(Dataset rows for apps and sites)
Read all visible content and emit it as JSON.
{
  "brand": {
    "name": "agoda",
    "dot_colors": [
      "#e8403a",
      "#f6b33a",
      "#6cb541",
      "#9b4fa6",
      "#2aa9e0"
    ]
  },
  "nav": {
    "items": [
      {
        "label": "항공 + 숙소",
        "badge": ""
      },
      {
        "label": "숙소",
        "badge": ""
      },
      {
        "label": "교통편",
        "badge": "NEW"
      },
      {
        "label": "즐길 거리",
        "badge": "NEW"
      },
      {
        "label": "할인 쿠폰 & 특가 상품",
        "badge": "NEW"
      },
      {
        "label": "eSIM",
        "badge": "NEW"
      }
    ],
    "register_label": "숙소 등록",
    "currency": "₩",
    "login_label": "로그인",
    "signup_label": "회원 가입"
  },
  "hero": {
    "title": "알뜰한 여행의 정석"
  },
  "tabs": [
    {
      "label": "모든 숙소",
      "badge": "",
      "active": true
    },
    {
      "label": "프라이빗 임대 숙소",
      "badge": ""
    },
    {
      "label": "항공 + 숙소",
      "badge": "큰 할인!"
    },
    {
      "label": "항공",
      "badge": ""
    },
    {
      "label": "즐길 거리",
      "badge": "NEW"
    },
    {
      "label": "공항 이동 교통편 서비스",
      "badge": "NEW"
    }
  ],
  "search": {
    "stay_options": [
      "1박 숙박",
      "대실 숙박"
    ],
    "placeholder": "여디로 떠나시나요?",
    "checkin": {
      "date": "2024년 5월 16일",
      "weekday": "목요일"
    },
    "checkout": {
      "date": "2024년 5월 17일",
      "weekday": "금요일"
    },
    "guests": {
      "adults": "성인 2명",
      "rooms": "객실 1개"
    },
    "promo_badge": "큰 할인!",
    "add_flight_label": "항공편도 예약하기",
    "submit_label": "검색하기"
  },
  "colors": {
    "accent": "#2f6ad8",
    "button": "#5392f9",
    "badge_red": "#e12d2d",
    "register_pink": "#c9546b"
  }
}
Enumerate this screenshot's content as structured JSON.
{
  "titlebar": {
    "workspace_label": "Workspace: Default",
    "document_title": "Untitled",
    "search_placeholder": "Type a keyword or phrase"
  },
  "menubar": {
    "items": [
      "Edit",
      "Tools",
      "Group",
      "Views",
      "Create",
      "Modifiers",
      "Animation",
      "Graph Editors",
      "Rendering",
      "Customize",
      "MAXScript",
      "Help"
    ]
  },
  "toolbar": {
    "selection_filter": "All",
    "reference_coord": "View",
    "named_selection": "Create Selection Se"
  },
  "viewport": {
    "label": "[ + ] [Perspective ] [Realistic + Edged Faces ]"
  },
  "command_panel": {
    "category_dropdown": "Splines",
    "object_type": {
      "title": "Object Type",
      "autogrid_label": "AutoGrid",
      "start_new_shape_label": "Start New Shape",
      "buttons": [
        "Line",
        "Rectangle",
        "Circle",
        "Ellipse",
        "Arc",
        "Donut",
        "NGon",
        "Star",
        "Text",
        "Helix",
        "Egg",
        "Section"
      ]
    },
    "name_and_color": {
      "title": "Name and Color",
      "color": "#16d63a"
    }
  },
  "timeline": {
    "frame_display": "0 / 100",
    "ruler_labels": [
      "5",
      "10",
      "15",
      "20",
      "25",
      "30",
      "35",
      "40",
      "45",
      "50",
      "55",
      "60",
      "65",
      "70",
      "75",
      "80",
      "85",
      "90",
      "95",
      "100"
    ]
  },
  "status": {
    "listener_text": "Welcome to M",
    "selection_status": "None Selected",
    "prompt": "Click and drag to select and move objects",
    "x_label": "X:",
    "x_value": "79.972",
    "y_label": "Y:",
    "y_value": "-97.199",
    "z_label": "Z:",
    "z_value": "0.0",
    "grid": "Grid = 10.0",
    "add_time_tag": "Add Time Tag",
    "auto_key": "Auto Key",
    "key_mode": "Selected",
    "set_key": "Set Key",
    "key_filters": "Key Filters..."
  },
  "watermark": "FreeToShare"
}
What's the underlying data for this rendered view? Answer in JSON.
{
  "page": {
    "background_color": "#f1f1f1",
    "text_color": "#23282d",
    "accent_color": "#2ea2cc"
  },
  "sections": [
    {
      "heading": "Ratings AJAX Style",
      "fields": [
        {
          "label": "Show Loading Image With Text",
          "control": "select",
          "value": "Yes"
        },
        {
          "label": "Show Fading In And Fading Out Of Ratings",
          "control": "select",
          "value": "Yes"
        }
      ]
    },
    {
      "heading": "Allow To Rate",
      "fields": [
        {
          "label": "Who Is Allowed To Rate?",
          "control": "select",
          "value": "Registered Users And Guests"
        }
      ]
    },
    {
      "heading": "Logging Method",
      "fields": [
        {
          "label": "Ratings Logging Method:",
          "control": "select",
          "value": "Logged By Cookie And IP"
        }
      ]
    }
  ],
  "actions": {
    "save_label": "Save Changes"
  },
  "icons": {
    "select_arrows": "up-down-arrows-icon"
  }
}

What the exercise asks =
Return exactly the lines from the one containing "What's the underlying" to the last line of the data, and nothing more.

Answer to the exercise =
What's the underlying data for this rendered view? Answer in JSON.
{
  "page": {
    "background_color": "#f1f1f1",
    "text_color": "#23282d",
    "accent_color": "#2ea2cc"
  },
  "sections": [
    {
      "heading": "Ratings AJAX Style",
      "fields": [
        {
          "label": "Show Loading Image With Text",
          "control": "select",
          "value": "Yes"
        },
        {
          "label": "Show Fading In And Fading Out Of Ratings",
          "control": "select",
          "value": "Yes"
        }
      ]
    },
    {
      "heading": "Allow To Rate",
      "fields": [
        {
          "label": "Who Is Allowed To Rate?",
          "control": "select",
          "value": "Registered Users And Guests"
        }
      ]
    },
    {
      "heading": "Logging Method",
      "fields": [
        {
          "label": "Ratings Logging Method:",
          "control": "select",
          "value": "Logged By Cookie And IP"
        }
      ]
    }
  ],
  "actions": {
    "save_label": "Save Changes"
  },
  "icons": {
    "select_arrows": "up-down-arrows-icon"
  }
}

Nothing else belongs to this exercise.